• **Task description**
All lines of the entries with "content" in them must be listed.

(Source records)
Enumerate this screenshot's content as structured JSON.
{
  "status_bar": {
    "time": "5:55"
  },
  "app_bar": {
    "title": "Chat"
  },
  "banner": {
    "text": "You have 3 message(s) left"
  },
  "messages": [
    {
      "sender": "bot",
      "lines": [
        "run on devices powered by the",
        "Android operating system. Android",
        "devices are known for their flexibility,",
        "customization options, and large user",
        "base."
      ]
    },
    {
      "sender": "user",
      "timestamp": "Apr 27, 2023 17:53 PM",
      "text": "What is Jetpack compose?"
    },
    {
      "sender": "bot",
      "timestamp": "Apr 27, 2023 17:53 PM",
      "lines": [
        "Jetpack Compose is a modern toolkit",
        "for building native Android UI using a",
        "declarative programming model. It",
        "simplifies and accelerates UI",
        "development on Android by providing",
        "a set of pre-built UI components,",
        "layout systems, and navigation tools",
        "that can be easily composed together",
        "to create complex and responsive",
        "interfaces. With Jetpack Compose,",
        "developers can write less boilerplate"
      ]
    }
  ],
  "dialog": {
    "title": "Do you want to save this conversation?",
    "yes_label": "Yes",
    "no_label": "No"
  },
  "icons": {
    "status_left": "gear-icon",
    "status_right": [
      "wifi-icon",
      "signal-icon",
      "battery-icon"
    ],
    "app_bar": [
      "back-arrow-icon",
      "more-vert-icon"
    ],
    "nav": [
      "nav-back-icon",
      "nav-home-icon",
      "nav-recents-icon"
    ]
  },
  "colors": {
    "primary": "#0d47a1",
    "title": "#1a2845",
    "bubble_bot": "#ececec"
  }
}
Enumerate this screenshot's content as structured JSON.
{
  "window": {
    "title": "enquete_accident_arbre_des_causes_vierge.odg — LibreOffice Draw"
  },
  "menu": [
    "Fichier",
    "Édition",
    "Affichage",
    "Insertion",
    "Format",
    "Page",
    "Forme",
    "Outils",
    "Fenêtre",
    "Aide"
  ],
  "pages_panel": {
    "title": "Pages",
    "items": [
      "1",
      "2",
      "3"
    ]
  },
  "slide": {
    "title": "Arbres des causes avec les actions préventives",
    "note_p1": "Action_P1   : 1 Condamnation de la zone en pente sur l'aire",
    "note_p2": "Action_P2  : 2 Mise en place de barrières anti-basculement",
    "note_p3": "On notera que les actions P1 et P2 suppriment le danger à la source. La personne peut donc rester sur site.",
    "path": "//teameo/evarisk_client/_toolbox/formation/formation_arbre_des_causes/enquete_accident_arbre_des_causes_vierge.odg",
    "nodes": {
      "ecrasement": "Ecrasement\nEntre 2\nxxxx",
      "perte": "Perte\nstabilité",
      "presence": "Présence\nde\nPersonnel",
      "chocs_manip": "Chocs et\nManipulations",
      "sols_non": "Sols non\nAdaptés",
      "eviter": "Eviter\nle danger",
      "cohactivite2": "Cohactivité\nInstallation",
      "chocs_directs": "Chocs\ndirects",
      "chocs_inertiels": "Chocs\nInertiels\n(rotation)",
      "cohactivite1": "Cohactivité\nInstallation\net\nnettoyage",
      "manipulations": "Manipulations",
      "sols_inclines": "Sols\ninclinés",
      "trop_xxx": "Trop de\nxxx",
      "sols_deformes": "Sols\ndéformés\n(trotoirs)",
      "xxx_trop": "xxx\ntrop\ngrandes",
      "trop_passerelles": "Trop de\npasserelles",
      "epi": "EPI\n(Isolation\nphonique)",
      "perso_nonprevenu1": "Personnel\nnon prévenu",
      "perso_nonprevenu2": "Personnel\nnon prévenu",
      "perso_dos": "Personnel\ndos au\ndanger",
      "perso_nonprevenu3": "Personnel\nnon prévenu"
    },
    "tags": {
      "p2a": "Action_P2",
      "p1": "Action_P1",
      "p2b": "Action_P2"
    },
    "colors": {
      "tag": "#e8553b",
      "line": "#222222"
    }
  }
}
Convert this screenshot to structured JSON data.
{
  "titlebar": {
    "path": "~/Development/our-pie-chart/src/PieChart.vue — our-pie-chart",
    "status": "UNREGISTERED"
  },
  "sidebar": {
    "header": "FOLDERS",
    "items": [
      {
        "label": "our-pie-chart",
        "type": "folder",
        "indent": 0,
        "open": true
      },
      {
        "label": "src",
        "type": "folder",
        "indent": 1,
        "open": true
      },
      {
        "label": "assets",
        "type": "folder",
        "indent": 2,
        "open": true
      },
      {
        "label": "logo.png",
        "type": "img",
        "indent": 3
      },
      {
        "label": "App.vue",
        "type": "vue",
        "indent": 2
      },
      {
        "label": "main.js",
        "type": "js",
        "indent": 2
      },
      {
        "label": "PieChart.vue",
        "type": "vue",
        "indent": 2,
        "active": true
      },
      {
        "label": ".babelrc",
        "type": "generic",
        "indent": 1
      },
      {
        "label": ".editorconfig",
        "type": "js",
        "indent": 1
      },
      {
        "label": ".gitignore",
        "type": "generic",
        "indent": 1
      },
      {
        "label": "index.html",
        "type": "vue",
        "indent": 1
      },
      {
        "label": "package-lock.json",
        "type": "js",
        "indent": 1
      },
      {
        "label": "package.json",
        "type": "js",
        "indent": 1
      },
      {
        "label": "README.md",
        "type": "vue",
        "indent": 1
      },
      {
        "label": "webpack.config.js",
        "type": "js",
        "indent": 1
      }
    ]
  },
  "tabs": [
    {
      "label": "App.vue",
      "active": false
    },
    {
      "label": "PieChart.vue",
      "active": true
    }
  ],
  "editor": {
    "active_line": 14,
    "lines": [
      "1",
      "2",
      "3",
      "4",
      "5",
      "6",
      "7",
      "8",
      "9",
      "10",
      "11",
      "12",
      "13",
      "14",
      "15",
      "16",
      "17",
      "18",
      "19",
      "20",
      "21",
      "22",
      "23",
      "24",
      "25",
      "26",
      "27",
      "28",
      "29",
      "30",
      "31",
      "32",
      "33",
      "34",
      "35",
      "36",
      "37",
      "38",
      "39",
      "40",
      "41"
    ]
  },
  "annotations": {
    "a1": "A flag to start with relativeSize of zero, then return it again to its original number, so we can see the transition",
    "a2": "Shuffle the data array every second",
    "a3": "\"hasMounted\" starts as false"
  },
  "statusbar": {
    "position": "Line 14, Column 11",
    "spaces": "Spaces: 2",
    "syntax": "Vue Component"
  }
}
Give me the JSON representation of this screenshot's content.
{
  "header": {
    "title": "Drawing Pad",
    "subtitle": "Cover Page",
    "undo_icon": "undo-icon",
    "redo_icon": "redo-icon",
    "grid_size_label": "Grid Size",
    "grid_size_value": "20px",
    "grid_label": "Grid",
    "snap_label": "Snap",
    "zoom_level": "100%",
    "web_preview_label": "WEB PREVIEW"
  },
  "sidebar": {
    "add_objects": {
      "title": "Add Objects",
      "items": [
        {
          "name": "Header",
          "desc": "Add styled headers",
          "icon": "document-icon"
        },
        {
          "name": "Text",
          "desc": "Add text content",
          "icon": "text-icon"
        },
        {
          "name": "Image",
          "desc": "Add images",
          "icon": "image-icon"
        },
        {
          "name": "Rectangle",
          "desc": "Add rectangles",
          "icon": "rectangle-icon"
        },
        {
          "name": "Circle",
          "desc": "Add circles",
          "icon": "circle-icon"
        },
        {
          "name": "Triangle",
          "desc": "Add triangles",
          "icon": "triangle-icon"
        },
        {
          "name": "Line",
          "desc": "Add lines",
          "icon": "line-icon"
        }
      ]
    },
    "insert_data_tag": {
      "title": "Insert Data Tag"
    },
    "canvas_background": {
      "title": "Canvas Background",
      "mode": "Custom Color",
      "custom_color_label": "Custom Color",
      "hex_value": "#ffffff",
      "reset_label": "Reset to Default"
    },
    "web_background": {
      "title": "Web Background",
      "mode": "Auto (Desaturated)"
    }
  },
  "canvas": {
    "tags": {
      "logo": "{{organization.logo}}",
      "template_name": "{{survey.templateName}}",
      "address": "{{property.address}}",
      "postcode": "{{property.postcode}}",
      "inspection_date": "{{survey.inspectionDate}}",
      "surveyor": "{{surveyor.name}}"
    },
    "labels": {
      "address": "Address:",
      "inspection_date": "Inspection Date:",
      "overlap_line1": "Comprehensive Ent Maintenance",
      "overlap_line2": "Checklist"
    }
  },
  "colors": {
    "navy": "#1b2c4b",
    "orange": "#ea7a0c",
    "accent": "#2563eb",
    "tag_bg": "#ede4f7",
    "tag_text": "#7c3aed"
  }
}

• **Written answer**
Enumerate this screenshot's content as structured JSON.
Enumerate this screenshot's content as structured JSON.
Give me the JSON representation of this screenshot's content.
          "desc": "Add text content",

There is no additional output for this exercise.